The Board also rejected Boeing’s revised confidentiality policy. In the revised policy, Boeing recommended that employees refrain from discussing an investigation. This slight change did not cure the Board’s initial concerns. Even the revised policy reasonably tended to inhibit employees’ rights to engage in activity protected by the NLRA.

A blanket confidentiality policy is unlikely to survive Board scrutiny regardless of whether or not it carves out discussions with a union representative. The Board has reaffirmed its position that “[e]mployees have a Section 7 right to discuss employer investigations with their coworkers.” To comply with the Board’s recent decisions, while protecting employees involved in an investigation, employer’s may want to consider:

  • Eliminating blanket confidentiality policies applicable to all investigations.
  • If an employer has specific reason to believe that any of the following circumstances may exist or arise during an investigation, a basis for an employer’s concern may be justified where:
    • Witnesses need protection;
    • Evidence is in danger of being destroyed;
    • Testimony is in danger of being fabricated; or,
    • There is a need to prevent a cover up.
  • If the documented concern(s) justify a restraint on employees’ right to discuss this particular investigation, consider narrowly-tailored confidentiality rules which meet the relevant circumstances and protect the integrity of the investigation without unreasonably limiting employees’ protected rights under the NLRA.
  • Consideration should be given to whether the need for confidentiality applies to all witnesses or only a limited group. All affected employees should be given a copy of the narrowly-tailored confidentiality policy and should be asked to sign an acknowledgement of receipt.

Tailoring any confidentiality restrictions to specific concerns that arise during a particular investigation is currently the best way to withstand Board scrutiny of those restrictions.

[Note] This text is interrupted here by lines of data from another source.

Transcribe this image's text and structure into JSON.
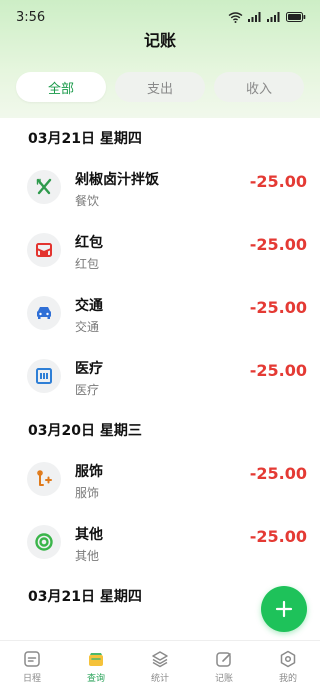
{
  "status_bar": {
    "time": "3:56"
  },
  "header": {
    "title": "记账"
  },
  "tabs": [
    {
      "label": "全部",
      "active": true
    },
    {
      "label": "支出",
      "active": false
    },
    {
      "label": "收入",
      "active": false
    }
  ],
  "groups": [
    {
      "date": "03月21日 星期四",
      "items": [
        {
          "name": "剁椒卤汁拌饭",
          "category": "餐饮",
          "amount": "-25.00",
          "icon": "fork-knife-icon"
        },
        {
          "name": "红包",
          "category": "红包",
          "amount": "-25.00",
          "icon": "red-envelope-icon"
        },
        {
          "name": "交通",
          "category": "交通",
          "amount": "-25.00",
          "icon": "car-icon"
        },
        {
          "name": "医疗",
          "category": "医疗",
          "amount": "-25.00",
          "icon": "medical-icon"
        }
      ]
    },
    {
      "date": "03月20日 星期三",
      "items": [
        {
          "name": "服饰",
          "category": "服饰",
          "amount": "-25.00",
          "icon": "clothing-icon"
        },
        {
          "name": "其他",
          "category": "其他",
          "amount": "-25.00",
          "icon": "circle-target-icon"
        }
      ]
    },
    {
      "date": "03月21日 星期四",
      "items": []
    }
  ],
  "bottom_nav": [
    {
      "label": "日程",
      "icon": "schedule-icon",
      "active": false
    },
    {
      "label": "查询",
      "icon": "query-icon",
      "active": true
    },
    {
      "label": "统计",
      "icon": "layers-icon",
      "active": false
    },
    {
      "label": "记账",
      "icon": "edit-icon",
      "active": false
    },
    {
      "label": "我的",
      "icon": "profile-icon",
      "active": false
    }
  ],
  "colors": {
    "accent_green": "#1ec25a",
    "expense_red": "#e43a34",
    "header_gradient_top": "#cdeec6"
  }
}
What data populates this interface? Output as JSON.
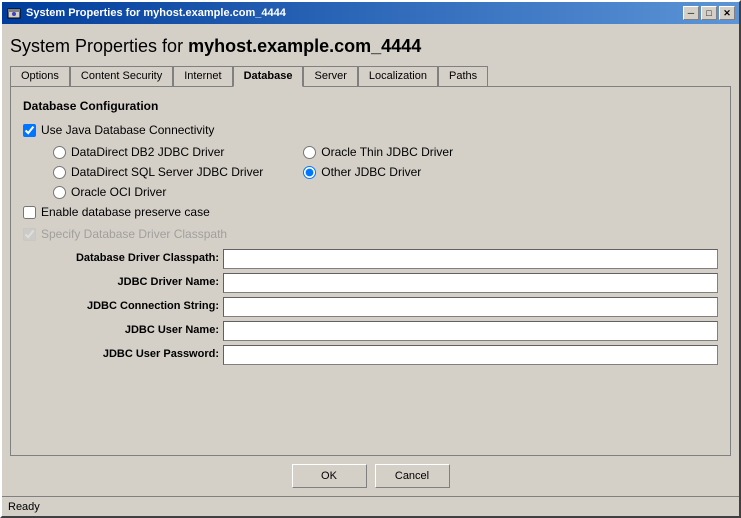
{
  "window": {
    "title": "System Properties for myhost.example.com_4444",
    "title_icon": "gear"
  },
  "header": {
    "title_prefix": "System Properties for",
    "hostname": "myhost.example.com_4444"
  },
  "tabs": [
    {
      "label": "Options",
      "active": false
    },
    {
      "label": "Content Security",
      "active": false
    },
    {
      "label": "Internet",
      "active": false
    },
    {
      "label": "Database",
      "active": true
    },
    {
      "label": "Server",
      "active": false
    },
    {
      "label": "Localization",
      "active": false
    },
    {
      "label": "Paths",
      "active": false
    }
  ],
  "section": {
    "title": "Database Configuration",
    "use_jdbc_label": "Use Java Database Connectivity",
    "use_jdbc_checked": true,
    "drivers": {
      "left": [
        {
          "label": "DataDirect DB2 JDBC Driver",
          "selected": false
        },
        {
          "label": "DataDirect SQL Server JDBC Driver",
          "selected": false
        },
        {
          "label": "Oracle OCI Driver",
          "selected": false
        }
      ],
      "right": [
        {
          "label": "Oracle Thin JDBC Driver",
          "selected": false
        },
        {
          "label": "Other JDBC Driver",
          "selected": true
        }
      ]
    },
    "preserve_case_label": "Enable database preserve case",
    "preserve_case_checked": false,
    "classpath_label": "Specify Database Driver Classpath",
    "classpath_checked": true,
    "classpath_disabled": true,
    "fields": [
      {
        "label": "Database Driver Classpath:",
        "value": "",
        "name": "classpath"
      },
      {
        "label": "JDBC Driver Name:",
        "value": "",
        "name": "driver-name"
      },
      {
        "label": "JDBC Connection String:",
        "value": "",
        "name": "connection-string"
      },
      {
        "label": "JDBC User Name:",
        "value": "",
        "name": "user-name"
      },
      {
        "label": "JDBC User Password:",
        "value": "",
        "name": "user-password"
      }
    ]
  },
  "buttons": {
    "ok": "OK",
    "cancel": "Cancel"
  },
  "status": {
    "text": "Ready"
  },
  "title_controls": {
    "minimize": "─",
    "maximize": "□",
    "close": "✕"
  }
}
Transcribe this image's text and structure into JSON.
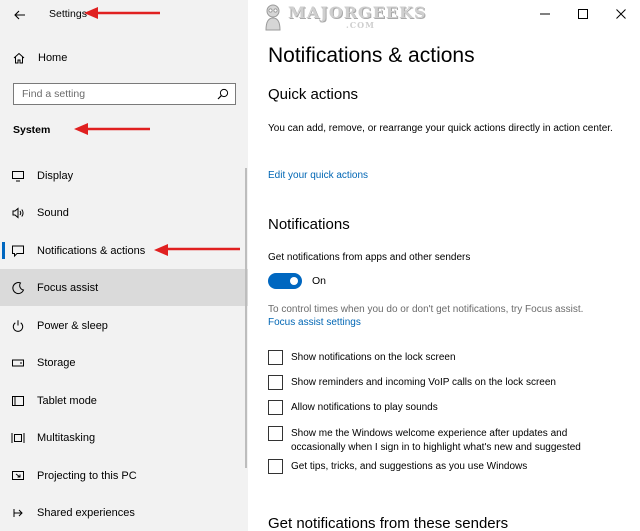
{
  "window": {
    "title": "Settings",
    "controls": [
      "minimize-icon",
      "maximize-icon",
      "close-icon"
    ]
  },
  "watermark": {
    "text": "MAJORGEEKS",
    "sub": ".COM"
  },
  "sidebar": {
    "home_label": "Home",
    "search_placeholder": "Find a setting",
    "section_label": "System",
    "items": [
      {
        "label": "Display",
        "icon": "monitor-icon"
      },
      {
        "label": "Sound",
        "icon": "speaker-icon"
      },
      {
        "label": "Notifications & actions",
        "icon": "message-icon",
        "active": true
      },
      {
        "label": "Focus assist",
        "icon": "moon-icon",
        "hover": true
      },
      {
        "label": "Power & sleep",
        "icon": "power-icon"
      },
      {
        "label": "Storage",
        "icon": "drive-icon"
      },
      {
        "label": "Tablet mode",
        "icon": "tablet-icon"
      },
      {
        "label": "Multitasking",
        "icon": "multitasking-icon"
      },
      {
        "label": "Projecting to this PC",
        "icon": "projector-icon"
      },
      {
        "label": "Shared experiences",
        "icon": "shared-icon"
      }
    ]
  },
  "main": {
    "page_title": "Notifications & actions",
    "quick_actions": {
      "heading": "Quick actions",
      "description": "You can add, remove, or rearrange your quick actions directly in action center.",
      "link": "Edit your quick actions"
    },
    "notifications": {
      "heading": "Notifications",
      "toggle_caption": "Get notifications from apps and other senders",
      "toggle_state": "On",
      "focus_text": "To control times when you do or don't get notifications, try Focus assist.",
      "focus_link": "Focus assist settings",
      "checkboxes": [
        "Show notifications on the lock screen",
        "Show reminders and incoming VoIP calls on the lock screen",
        "Allow notifications to play sounds",
        "Show me the Windows welcome experience after updates and occasionally when I sign in to highlight what's new and suggested",
        "Get tips, tricks, and suggestions as you use Windows"
      ]
    },
    "senders_heading": "Get notifications from these senders"
  },
  "colors": {
    "accent": "#0067c0",
    "link": "#0066b4",
    "sidebar_bg": "#f2f2f2",
    "hover_bg": "#dadada",
    "annotation_arrow": "#e02020"
  }
}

If you have questions about confidentiality policies, please contact Daniel Finerty at 414-226-4807, or any other Lindner & Marsack attorney at 414-273-3910.